From my perspective as a mother who understands what it takes to get a breastfeeding relationship underway, and an RN who specializes in women’s health – this intervention may very well put the new family unit at risk of challenges and obstacles from the start. I feel strongly that this interference places families at greater risk than medical/therapeutic cannabis use ever could. That is my biased opinion and I stand by it with good reason. I have been in contact with too many good families, too many women who struggle after DCF has closed their investigation once it was determined that the newborn and other children in the family were not being abused or neglected. I have heard from families who planned to breastfeed and because they weren’t allowed to do so in the hospital, they struggle to afford formula.I have heard from women who endured the trauma that often accompanies DCF involvement – they report symptoms of postpartum anxiety, depression, psychosis as their hormones are spiraling out of control because they don’t have any of the protective benefits that breastfeeding provides to freshly postpartum women. My heart breaks for them. Their decision to use cannabis during pregnancy resulted in DCF interfering with their lives. And now they live with great regret, and in some cases require serious medical help ranging from starting a new cocktail of prescribed psychiatric medications, to hospitalization for their flourishing mental health crisis.
This pregnancy, birth, motherhood game is challenging enough

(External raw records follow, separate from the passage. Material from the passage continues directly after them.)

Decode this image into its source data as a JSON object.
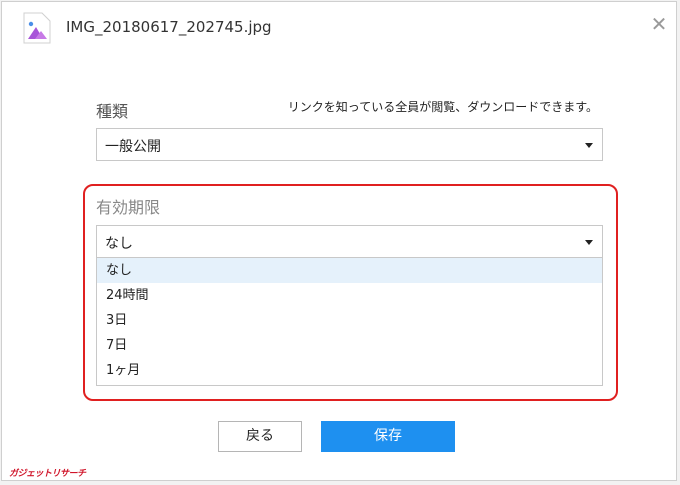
{
  "window": {
    "title": "IMG_20180617_202745.jpg",
    "close_glyph": "✕"
  },
  "type": {
    "label": "種類",
    "hint": "リンクを知っている全員が閲覧、ダウンロードできます。",
    "selected": "一般公開"
  },
  "expiration": {
    "label": "有効期限",
    "selected": "なし",
    "options": [
      "なし",
      "24時間",
      "3日",
      "7日",
      "1ヶ月"
    ]
  },
  "buttons": {
    "back": "戻る",
    "save": "保存"
  },
  "watermark": "ガジェットリサーチ",
  "colors": {
    "accent": "#1e90f0",
    "highlight": "#e02020",
    "selected_option": "#e5f1fb"
  },
  "icons": {
    "file": "image-file-icon",
    "close": "close-icon",
    "dropdown": "chevron-down-icon"
  }
}
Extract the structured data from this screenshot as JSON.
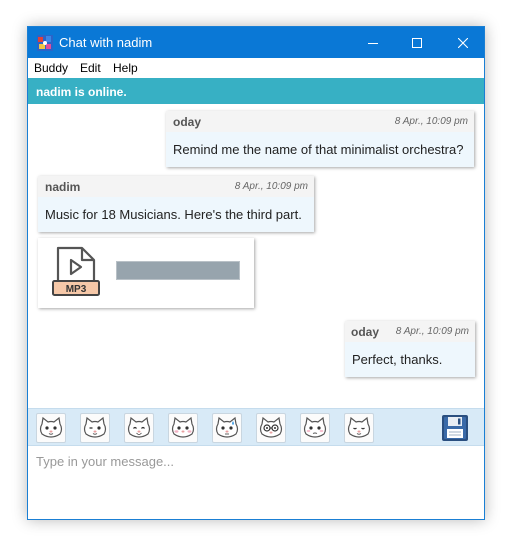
{
  "window": {
    "title": "Chat with nadim",
    "colors": {
      "titlebar": "#0a78d6",
      "status": "#37b0c4",
      "toolbar": "#d8eaf7"
    }
  },
  "menu": {
    "items": [
      {
        "label": "Buddy"
      },
      {
        "label": "Edit"
      },
      {
        "label": "Help"
      }
    ]
  },
  "status": {
    "text": "nadim is online."
  },
  "messages": [
    {
      "sender": "oday",
      "time": "8 Apr., 10:09 pm",
      "text": "Remind me the name of that minimalist orchestra?"
    },
    {
      "sender": "nadim",
      "time": "8 Apr., 10:09 pm",
      "text": "Music for 18 Musicians. Here's the third part."
    },
    {
      "type": "file",
      "file_label": "MP3",
      "icon": "mp3-file-icon"
    },
    {
      "sender": "oday",
      "time": "8 Apr., 10:09 pm",
      "text": "Perfect, thanks."
    }
  ],
  "toolbar": {
    "emoticons": [
      "smile-cat-emoticon",
      "wink-cat-emoticon",
      "grin-cat-emoticon",
      "blush-cat-emoticon",
      "sweat-cat-emoticon",
      "glasses-cat-emoticon",
      "shy-cat-emoticon",
      "calm-cat-emoticon"
    ],
    "save_icon": "floppy-disk-icon"
  },
  "input": {
    "placeholder": "Type in your message...",
    "value": ""
  }
}
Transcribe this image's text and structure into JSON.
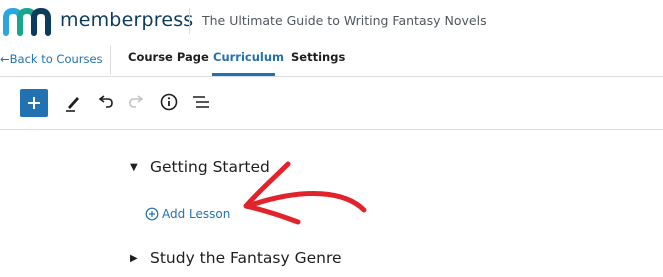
{
  "header": {
    "brand": "memberpress",
    "course_title": "The Ultimate Guide to Writing Fantasy Novels",
    "logo_icon": "memberpress-logo-icon",
    "brand_color": "#0d3b5e",
    "accent_color": "#2271b1"
  },
  "nav": {
    "back_label": "←Back to Courses",
    "tabs": [
      {
        "label": "Course Page",
        "active": false
      },
      {
        "label": "Curriculum",
        "active": true
      },
      {
        "label": "Settings",
        "active": false
      }
    ]
  },
  "toolbar": {
    "icons": [
      "plus-icon",
      "pencil-icon",
      "undo-icon",
      "redo-icon",
      "info-icon",
      "list-view-icon"
    ]
  },
  "curriculum": {
    "sections": [
      {
        "title": "Getting Started",
        "expanded": true
      },
      {
        "title": "Study the Fantasy Genre",
        "expanded": false
      }
    ],
    "add_lesson_label": "Add Lesson",
    "annotation_color": "#e3232c"
  }
}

It is challenging enough to carry a baby for forty weeks, birth a baby, heal from birth, and then learn how to take care of a newborn, or integrate a new baby into an existing family unit. DCF involvement adds a layer of stress that puts many families over the edge. In some cases, such intervention from agencies developed to protect vulnerable people, in this case children and families, is absolutely necessary. Yet when it comes to medical cannabis, I feel the very system that is supposed to protect families causes more harm than good in more cases than not. The risk of DCF involvement directly following labor, delivery, and birth of my second daughter is not something I am willing to endure. I have suffered a bit without medical cannabis, but for me and my family – the benefit of me suffering with some insomnia outweighed the risk of DCF interference in our lives. Again, I’m not willing to compromise the health and wellbeing of my family. It shouldn’t be this way, but for now, it is.
Featured Photo Credit: Mark Fratoni